Recently a long-time business consultant and accountant declared to me, “Labor is a commodity.” He went on to explain that workers are interchangeable, and on top of that, the worst drag on the bottom line. The chief problem with this particular commodity is that it needs food, shelter and health care. I asked him if his excellent receptionist was easily replaceable; after all, no doubt she plays many additional roles than mere greeting and scheduling, and after many years she has his trust. He thought for a moment but stuck to his guns, “I could train someone else up.” Thinking otherwise is an “entitlement mentality.”
This conversation got me thinking. I learned something new from this seasoned professional: I did not realize this belief was still around.
Of course the bottom line must work for any business to survive. There are some industries probably where unskilled labor is mostly interchangeable. However, to driven entrepreneurs the purpose of a business enterprise extends well beyond a balance sheet. Most small business owners have a love and purpose for what business they chose. In high performance enterprises, leaders and workers are partners united toward a common purpose. From the perception of customers, experienced employees are the face of a business. Empowered and fulfilled employees often innovate solutions to expand and improve a small businesses.
If a business owner believes his or her employees are mere commodities, I have to believe those employees sense that and respond accordingly to that leadership style. If a business owner agrees with my colleague that employees are simply interchangeable burdens, he or she might be ready to sell the business and move on to a hobby or new enterprise they might enjoy. If ideas for improving organizational performance are fixated on suppressing wages, it may be time to hire an advisor to rediscover a purpose, or hand the leadership reins to a new partner.

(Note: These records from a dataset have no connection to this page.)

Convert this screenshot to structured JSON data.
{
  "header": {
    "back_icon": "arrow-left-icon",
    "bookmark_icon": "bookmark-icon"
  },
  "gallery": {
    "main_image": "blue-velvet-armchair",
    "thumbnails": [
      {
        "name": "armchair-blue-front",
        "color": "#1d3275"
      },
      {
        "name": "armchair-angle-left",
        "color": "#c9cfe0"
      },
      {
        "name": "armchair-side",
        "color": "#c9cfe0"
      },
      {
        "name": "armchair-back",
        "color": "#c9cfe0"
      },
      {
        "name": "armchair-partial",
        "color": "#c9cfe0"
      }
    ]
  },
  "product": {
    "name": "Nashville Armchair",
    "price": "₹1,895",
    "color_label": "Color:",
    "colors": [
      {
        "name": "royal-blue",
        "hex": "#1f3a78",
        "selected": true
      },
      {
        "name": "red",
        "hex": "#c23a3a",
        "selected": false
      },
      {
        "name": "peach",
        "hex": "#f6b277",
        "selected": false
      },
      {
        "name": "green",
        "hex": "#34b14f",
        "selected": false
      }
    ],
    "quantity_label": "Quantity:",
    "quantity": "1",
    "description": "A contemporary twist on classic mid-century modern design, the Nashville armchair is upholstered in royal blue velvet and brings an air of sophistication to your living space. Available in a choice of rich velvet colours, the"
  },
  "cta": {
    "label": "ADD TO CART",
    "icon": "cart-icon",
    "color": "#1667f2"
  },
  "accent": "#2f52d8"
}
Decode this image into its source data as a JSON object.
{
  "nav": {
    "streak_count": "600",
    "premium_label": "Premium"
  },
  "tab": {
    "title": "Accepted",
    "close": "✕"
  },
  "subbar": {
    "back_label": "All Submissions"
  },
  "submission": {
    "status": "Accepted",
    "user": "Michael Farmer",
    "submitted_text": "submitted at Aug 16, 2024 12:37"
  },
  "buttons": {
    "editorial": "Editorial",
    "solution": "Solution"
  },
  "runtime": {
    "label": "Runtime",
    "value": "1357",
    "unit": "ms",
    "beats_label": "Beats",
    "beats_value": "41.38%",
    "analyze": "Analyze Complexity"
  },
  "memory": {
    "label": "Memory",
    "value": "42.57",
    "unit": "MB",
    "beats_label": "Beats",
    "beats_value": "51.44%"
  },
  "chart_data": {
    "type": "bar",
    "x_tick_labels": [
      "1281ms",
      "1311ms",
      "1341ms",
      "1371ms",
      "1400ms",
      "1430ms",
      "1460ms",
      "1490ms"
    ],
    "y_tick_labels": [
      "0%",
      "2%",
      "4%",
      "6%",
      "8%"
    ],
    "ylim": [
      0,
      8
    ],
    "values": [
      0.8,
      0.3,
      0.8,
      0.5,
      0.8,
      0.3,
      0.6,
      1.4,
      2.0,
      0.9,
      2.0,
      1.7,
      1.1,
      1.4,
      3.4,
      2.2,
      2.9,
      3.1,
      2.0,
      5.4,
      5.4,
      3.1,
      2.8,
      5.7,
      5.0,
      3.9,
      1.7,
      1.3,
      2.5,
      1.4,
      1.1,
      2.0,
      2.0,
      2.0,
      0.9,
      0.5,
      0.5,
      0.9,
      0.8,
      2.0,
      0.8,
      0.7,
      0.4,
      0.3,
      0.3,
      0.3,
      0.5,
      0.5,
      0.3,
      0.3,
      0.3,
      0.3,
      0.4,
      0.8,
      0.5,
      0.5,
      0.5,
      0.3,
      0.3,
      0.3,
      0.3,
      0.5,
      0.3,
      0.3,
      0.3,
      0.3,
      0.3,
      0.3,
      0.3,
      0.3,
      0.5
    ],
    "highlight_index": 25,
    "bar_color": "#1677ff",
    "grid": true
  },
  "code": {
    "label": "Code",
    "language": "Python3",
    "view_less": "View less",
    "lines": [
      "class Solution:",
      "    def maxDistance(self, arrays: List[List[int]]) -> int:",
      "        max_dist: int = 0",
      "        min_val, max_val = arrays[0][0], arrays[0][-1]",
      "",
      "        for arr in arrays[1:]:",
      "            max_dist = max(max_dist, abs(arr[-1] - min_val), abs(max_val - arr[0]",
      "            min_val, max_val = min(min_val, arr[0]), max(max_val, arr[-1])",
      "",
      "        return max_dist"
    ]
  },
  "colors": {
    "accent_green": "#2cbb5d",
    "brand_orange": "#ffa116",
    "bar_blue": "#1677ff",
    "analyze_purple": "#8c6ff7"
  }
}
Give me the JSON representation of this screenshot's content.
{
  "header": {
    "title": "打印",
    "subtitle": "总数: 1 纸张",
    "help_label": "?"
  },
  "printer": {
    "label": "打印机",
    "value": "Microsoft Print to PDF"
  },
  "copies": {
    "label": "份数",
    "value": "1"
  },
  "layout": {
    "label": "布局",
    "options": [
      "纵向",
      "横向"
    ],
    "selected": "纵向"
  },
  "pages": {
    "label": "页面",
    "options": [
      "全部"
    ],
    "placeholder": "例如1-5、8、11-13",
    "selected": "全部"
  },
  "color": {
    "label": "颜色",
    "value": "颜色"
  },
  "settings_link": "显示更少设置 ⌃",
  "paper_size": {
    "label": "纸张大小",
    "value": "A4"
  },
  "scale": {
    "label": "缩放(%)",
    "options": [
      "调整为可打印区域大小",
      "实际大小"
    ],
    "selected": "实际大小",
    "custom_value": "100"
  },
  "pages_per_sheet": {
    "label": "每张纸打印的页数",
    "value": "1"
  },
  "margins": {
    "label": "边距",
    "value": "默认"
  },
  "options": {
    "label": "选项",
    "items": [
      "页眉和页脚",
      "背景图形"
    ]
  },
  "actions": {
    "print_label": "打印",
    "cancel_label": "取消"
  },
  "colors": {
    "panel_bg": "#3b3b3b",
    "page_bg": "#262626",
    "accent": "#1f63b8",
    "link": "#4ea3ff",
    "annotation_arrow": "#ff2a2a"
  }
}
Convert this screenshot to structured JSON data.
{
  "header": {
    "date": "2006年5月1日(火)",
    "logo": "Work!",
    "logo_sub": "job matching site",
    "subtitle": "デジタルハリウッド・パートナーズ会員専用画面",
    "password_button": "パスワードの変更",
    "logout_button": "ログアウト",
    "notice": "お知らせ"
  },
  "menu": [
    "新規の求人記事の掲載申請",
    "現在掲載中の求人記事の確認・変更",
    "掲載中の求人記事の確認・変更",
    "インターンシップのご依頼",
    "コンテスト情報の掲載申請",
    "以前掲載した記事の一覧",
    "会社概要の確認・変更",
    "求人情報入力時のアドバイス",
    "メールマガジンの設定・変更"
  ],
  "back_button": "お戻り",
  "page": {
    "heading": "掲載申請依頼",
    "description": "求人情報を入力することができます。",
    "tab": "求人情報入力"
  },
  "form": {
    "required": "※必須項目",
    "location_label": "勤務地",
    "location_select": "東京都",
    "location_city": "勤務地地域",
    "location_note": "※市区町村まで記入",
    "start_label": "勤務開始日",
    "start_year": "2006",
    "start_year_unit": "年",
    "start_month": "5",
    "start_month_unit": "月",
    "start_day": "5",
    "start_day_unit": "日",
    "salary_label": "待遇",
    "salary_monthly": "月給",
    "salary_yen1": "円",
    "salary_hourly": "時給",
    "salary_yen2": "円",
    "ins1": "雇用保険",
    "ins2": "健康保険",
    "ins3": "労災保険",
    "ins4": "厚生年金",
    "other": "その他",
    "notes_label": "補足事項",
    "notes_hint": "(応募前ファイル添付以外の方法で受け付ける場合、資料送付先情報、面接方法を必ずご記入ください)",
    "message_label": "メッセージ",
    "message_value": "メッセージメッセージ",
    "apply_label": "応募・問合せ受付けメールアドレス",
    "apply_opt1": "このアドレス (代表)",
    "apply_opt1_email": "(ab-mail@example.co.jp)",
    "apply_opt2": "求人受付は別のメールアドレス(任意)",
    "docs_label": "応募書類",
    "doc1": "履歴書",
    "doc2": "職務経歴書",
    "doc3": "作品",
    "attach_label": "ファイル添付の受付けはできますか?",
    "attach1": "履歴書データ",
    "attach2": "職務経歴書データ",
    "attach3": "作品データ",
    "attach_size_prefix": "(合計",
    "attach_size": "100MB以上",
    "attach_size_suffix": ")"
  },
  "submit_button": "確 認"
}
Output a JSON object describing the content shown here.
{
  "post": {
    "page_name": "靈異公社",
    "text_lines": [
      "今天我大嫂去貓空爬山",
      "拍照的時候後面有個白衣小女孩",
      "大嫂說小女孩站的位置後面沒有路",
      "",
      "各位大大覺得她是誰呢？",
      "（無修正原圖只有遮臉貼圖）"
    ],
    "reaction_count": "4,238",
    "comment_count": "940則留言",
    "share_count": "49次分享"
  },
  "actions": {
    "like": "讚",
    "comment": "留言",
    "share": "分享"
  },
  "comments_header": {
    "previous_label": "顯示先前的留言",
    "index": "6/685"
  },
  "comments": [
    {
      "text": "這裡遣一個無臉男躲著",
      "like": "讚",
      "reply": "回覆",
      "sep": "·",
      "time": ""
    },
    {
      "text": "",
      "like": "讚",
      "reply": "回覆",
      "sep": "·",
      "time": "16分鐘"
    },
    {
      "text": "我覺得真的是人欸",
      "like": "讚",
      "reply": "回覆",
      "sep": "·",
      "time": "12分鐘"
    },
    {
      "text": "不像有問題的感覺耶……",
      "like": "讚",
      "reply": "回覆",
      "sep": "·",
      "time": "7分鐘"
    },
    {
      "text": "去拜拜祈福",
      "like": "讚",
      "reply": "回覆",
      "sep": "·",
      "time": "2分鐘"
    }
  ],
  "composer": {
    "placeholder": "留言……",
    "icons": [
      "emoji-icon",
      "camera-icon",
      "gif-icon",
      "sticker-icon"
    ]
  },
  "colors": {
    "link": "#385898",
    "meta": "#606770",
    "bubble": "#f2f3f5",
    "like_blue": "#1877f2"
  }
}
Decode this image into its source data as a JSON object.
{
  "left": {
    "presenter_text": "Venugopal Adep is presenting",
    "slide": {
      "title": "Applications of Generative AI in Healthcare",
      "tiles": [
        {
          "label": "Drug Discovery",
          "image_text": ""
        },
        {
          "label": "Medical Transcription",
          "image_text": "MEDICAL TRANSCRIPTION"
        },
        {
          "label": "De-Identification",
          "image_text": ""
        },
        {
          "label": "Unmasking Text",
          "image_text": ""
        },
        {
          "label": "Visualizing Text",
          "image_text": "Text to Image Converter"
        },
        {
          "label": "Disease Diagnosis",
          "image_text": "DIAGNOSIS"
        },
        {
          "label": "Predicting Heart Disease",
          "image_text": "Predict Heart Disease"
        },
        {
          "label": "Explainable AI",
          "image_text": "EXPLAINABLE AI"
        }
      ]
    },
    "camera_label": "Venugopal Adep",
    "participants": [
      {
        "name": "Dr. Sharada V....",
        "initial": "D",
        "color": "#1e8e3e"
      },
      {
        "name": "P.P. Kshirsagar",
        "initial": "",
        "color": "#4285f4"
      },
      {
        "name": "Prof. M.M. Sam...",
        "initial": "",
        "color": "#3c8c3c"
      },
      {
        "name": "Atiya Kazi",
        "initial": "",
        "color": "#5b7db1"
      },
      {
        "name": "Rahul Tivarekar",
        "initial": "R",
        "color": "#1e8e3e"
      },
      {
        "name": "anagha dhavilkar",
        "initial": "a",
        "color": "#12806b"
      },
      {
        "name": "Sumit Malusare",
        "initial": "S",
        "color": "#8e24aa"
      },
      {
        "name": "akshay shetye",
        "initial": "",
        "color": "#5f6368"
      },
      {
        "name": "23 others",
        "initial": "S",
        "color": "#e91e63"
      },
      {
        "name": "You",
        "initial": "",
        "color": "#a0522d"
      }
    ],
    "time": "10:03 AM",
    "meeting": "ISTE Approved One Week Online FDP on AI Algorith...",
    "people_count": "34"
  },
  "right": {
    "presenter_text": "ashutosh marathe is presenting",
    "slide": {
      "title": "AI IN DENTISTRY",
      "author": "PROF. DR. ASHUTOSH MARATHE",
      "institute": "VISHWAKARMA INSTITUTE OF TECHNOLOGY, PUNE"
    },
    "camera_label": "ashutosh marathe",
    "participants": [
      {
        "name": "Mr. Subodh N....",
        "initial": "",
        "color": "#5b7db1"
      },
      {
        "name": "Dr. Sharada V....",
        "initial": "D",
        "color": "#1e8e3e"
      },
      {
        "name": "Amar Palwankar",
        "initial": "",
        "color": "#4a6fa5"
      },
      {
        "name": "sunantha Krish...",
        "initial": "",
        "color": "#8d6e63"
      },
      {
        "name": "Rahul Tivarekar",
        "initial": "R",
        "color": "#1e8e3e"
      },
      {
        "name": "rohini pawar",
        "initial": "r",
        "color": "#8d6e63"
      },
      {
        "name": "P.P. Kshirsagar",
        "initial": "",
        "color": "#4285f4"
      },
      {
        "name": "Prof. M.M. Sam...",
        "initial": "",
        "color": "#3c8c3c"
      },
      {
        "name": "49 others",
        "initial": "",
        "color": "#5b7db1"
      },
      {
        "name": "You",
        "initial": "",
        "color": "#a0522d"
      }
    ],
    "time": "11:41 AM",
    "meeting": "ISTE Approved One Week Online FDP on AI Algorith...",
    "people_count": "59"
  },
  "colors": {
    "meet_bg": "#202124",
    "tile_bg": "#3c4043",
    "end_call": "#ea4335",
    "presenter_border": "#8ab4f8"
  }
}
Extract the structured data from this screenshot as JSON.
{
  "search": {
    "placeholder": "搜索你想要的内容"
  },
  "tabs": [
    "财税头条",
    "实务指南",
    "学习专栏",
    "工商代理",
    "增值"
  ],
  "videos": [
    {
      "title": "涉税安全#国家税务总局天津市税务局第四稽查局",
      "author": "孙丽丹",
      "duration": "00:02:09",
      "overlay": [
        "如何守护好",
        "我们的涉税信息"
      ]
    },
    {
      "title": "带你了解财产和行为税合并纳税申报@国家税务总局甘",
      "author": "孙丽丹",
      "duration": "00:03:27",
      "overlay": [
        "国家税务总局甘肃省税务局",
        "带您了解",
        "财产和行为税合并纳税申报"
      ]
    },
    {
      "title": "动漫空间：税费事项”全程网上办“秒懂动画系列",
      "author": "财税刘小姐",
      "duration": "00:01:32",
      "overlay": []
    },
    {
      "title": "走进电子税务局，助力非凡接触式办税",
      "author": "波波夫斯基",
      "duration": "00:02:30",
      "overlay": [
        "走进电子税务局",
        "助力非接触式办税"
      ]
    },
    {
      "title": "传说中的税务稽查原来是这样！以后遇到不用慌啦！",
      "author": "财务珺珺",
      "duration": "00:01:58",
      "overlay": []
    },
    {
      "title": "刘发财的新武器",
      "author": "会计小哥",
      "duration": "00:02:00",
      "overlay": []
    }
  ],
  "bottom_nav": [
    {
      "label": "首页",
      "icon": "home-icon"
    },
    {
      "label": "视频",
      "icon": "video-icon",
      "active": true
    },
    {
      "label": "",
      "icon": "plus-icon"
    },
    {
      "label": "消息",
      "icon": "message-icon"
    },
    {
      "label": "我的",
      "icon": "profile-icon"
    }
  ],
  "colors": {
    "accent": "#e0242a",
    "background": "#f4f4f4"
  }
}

Employees are no more interchangeable commodities than management and leadership are. Businesses are not mere economic machines but human endeavors either driven by purpose or stalled by lack of purpose.